GIVEN RECORDS Block Start

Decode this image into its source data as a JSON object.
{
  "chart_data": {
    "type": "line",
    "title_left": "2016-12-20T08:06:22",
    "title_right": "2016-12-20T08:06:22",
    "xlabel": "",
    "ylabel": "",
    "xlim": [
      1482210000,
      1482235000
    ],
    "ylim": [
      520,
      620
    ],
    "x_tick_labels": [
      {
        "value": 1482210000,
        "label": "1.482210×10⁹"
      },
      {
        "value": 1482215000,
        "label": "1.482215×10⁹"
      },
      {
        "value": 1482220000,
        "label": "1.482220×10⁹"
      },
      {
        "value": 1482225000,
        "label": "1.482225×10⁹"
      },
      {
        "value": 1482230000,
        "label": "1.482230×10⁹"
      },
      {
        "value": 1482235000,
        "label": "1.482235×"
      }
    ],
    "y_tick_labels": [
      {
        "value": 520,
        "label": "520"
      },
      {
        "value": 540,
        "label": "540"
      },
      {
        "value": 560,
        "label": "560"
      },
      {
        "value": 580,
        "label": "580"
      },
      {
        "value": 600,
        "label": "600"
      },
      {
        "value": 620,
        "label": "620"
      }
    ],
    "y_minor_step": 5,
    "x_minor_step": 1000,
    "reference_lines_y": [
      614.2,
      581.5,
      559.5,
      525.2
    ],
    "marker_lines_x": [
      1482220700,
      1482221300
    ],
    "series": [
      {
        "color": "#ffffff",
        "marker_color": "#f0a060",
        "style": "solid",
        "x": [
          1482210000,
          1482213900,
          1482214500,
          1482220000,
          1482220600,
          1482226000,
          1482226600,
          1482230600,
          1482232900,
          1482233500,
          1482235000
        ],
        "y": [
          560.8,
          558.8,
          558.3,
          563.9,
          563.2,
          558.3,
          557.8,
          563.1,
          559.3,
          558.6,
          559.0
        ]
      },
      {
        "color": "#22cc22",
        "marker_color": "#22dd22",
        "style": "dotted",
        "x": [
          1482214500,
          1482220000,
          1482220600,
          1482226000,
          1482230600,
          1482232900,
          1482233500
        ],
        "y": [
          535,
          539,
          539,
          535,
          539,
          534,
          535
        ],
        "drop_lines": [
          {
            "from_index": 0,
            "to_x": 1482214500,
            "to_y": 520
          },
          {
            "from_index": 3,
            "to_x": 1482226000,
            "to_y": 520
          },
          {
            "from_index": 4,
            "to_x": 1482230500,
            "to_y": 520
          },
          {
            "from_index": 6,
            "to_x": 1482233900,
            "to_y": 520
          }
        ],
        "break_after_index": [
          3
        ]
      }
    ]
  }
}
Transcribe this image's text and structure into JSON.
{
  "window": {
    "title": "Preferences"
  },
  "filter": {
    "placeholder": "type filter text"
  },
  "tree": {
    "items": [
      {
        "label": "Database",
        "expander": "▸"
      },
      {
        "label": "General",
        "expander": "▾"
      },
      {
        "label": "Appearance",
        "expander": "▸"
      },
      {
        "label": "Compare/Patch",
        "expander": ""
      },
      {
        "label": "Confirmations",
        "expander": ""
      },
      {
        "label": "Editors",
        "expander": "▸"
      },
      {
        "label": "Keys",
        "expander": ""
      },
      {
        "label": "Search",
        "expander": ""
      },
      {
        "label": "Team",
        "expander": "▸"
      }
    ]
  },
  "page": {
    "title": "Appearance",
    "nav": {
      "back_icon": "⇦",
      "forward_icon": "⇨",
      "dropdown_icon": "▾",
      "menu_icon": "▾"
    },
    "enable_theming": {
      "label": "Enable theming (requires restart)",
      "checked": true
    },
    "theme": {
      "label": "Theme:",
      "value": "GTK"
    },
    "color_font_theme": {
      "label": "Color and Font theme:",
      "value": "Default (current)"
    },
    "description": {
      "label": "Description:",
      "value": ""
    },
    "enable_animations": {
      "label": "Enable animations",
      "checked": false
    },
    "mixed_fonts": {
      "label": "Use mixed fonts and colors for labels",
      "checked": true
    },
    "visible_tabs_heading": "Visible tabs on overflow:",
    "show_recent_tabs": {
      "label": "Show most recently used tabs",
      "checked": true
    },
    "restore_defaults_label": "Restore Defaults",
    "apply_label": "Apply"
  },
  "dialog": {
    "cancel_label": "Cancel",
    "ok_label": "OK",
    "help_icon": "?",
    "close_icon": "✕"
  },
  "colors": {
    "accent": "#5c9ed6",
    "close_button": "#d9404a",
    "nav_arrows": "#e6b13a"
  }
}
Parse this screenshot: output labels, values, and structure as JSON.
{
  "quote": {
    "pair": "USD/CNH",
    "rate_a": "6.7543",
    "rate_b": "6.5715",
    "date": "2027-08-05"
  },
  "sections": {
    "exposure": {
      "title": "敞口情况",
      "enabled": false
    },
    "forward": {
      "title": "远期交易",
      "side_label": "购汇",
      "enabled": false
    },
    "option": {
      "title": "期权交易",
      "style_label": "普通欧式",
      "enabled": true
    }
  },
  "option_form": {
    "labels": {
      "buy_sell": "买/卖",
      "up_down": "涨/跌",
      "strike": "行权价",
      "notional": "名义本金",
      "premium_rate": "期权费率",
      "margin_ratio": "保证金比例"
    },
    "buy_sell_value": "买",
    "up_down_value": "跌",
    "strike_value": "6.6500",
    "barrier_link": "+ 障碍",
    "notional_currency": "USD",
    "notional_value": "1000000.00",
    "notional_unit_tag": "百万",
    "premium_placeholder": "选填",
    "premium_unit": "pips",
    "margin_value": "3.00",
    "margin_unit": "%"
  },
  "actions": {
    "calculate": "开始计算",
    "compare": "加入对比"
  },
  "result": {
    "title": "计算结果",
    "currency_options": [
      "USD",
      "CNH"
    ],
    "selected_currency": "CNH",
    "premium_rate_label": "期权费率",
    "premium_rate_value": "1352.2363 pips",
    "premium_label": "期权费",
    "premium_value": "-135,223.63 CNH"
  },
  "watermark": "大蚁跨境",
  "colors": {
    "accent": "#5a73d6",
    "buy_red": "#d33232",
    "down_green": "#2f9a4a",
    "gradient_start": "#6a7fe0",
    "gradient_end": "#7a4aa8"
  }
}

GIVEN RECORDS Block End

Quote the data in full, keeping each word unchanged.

EXERCISE SOLUTION:
Decode this image into its source data as a JSON object.
{
  "chart_data": {
    "type": "line",
    "title_left": "2016-12-20T08:06:22",
    "title_right": "2016-12-20T08:06:22",
    "xlabel": "",
    "ylabel": "",
    "xlim": [
      1482210000,
      1482235000
    ],
    "ylim": [
      520,
      620
    ],
    "x_tick_labels": [
      {
        "value": 1482210000,
        "label": "1.482210×10⁹"
      },
      {
        "value": 1482215000,
        "label": "1.482215×10⁹"
      },
      {
        "value": 1482220000,
        "label": "1.482220×10⁹"
      },
      {
        "value": 1482225000,
        "label": "1.482225×10⁹"
      },
      {
        "value": 1482230000,
        "label": "1.482230×10⁹"
      },
      {
        "value": 1482235000,
        "label": "1.482235×"
      }
    ],
    "y_tick_labels": [
      {
        "value": 520,
        "label": "520"
      },
      {
        "value": 540,
        "label": "540"
      },
      {
        "value": 560,
        "label": "560"
      },
      {
        "value": 580,
        "label": "580"
      },
      {
        "value": 600,
        "label": "600"
      },
      {
        "value": 620,
        "label": "620"
      }
    ],
    "y_minor_step": 5,
    "x_minor_step": 1000,
    "reference_lines_y": [
      614.2,
      581.5,
      559.5,
      525.2
    ],
    "marker_lines_x": [
      1482220700,
      1482221300
    ],
    "series": [
      {
        "color": "#ffffff",
        "marker_color": "#f0a060",
        "style": "solid",
        "x": [
          1482210000,
          1482213900,
          1482214500,
          1482220000,
          1482220600,
          1482226000,
          1482226600,
          1482230600,
          1482232900,
          1482233500,
          1482235000
        ],
        "y": [
          560.8,
          558.8,
          558.3,
          563.9,
          563.2,
          558.3,
          557.8,
          563.1,
          559.3,
          558.6,
          559.0
        ]
      },
      {
        "color": "#22cc22",
        "marker_color": "#22dd22",
        "style": "dotted",
        "x": [
          1482214500,
          1482220000,
          1482220600,
          1482226000,
          1482230600,
          1482232900,
          1482233500
        ],
        "y": [
          535,
          539,
          539,
          535,
          539,
          534,
          535
        ],
        "drop_lines": [
          {
            "from_index": 0,
            "to_x": 1482214500,
            "to_y": 520
          },
          {
            "from_index": 3,
            "to_x": 1482226000,
            "to_y": 520
          },
          {
            "from_index": 4,
            "to_x": 1482230500,
            "to_y": 520
          },
          {
            "from_index": 6,
            "to_x": 1482233900,
            "to_y": 520
          }
        ],
        "break_after_index": [
          3
        ]
      }
    ]
  }
}
Transcribe this image's text and structure into JSON.
{
  "window": {
    "title": "Preferences"
  },
  "filter": {
    "placeholder": "type filter text"
  },
  "tree": {
    "items": [
      {
        "label": "Database",
        "expander": "▸"
      },
      {
        "label": "General",
        "expander": "▾"
      },
      {
        "label": "Appearance",
        "expander": "▸"
      },
      {
        "label": "Compare/Patch",
        "expander": ""
      },
      {
        "label": "Confirmations",
        "expander": ""
      },
      {
        "label": "Editors",
        "expander": "▸"
      },
      {
        "label": "Keys",
        "expander": ""
      },
      {
        "label": "Search",
        "expander": ""
      },
      {
        "label": "Team",
        "expander": "▸"
      }
    ]
  },
  "page": {
    "title": "Appearance",
    "nav": {
      "back_icon": "⇦",
      "forward_icon": "⇨",
      "dropdown_icon": "▾",
      "menu_icon": "▾"
    },
    "enable_theming": {
      "label": "Enable theming (requires restart)",
      "checked": true
    },
    "theme": {
      "label": "Theme:",
      "value": "GTK"
    },
    "color_font_theme": {
      "label": "Color and Font theme:",
      "value": "Default (current)"
    },
    "description": {
      "label": "Description:",
      "value": ""
    },
    "enable_animations": {
      "label": "Enable animations",
      "checked": false
    },
    "mixed_fonts": {
      "label": "Use mixed fonts and colors for labels",
      "checked": true
    },
    "visible_tabs_heading": "Visible tabs on overflow:",
    "show_recent_tabs": {
      "label": "Show most recently used tabs",
      "checked": true
    },
    "restore_defaults_label": "Restore Defaults",
    "apply_label": "Apply"
  },
  "dialog": {
    "cancel_label": "Cancel",
    "ok_label": "OK",
    "help_icon": "?",
    "close_icon": "✕"
  },
  "colors": {
    "accent": "#5c9ed6",
    "close_button": "#d9404a",
    "nav_arrows": "#e6b13a"
  }
}
Parse this screenshot: output labels, values, and structure as JSON.
{
  "quote": {
    "pair": "USD/CNH",
    "rate_a": "6.7543",
    "rate_b": "6.5715",
    "date": "2027-08-05"
  },
  "sections": {
    "exposure": {
      "title": "敞口情况",
      "enabled": false
    },
    "forward": {
      "title": "远期交易",
      "side_label": "购汇",
      "enabled": false
    },
    "option": {
      "title": "期权交易",
      "style_label": "普通欧式",
      "enabled": true
    }
  },
  "option_form": {
    "labels": {
      "buy_sell": "买/卖",
      "up_down": "涨/跌",
      "strike": "行权价",
      "notional": "名义本金",
      "premium_rate": "期权费率",
      "margin_ratio": "保证金比例"
    },
    "buy_sell_value": "买",
    "up_down_value": "跌",
    "strike_value": "6.6500",
    "barrier_link": "+ 障碍",
    "notional_currency": "USD",
    "notional_value": "1000000.00",
    "notional_unit_tag": "百万",
    "premium_placeholder": "选填",
    "premium_unit": "pips",
    "margin_value": "3.00",
    "margin_unit": "%"
  },
  "actions": {
    "calculate": "开始计算",
    "compare": "加入对比"
  },
  "result": {
    "title": "计算结果",
    "currency_options": [
      "USD",
      "CNH"
    ],
    "selected_currency": "CNH",
    "premium_rate_label": "期权费率",
    "premium_rate_value": "1352.2363 pips",
    "premium_label": "期权费",
    "premium_value": "-135,223.63 CNH"
  },
  "watermark": "大蚁跨境",
  "colors": {
    "accent": "#5a73d6",
    "buy_red": "#d33232",
    "down_green": "#2f9a4a",
    "gradient_start": "#6a7fe0",
    "gradient_end": "#7a4aa8"
  }
}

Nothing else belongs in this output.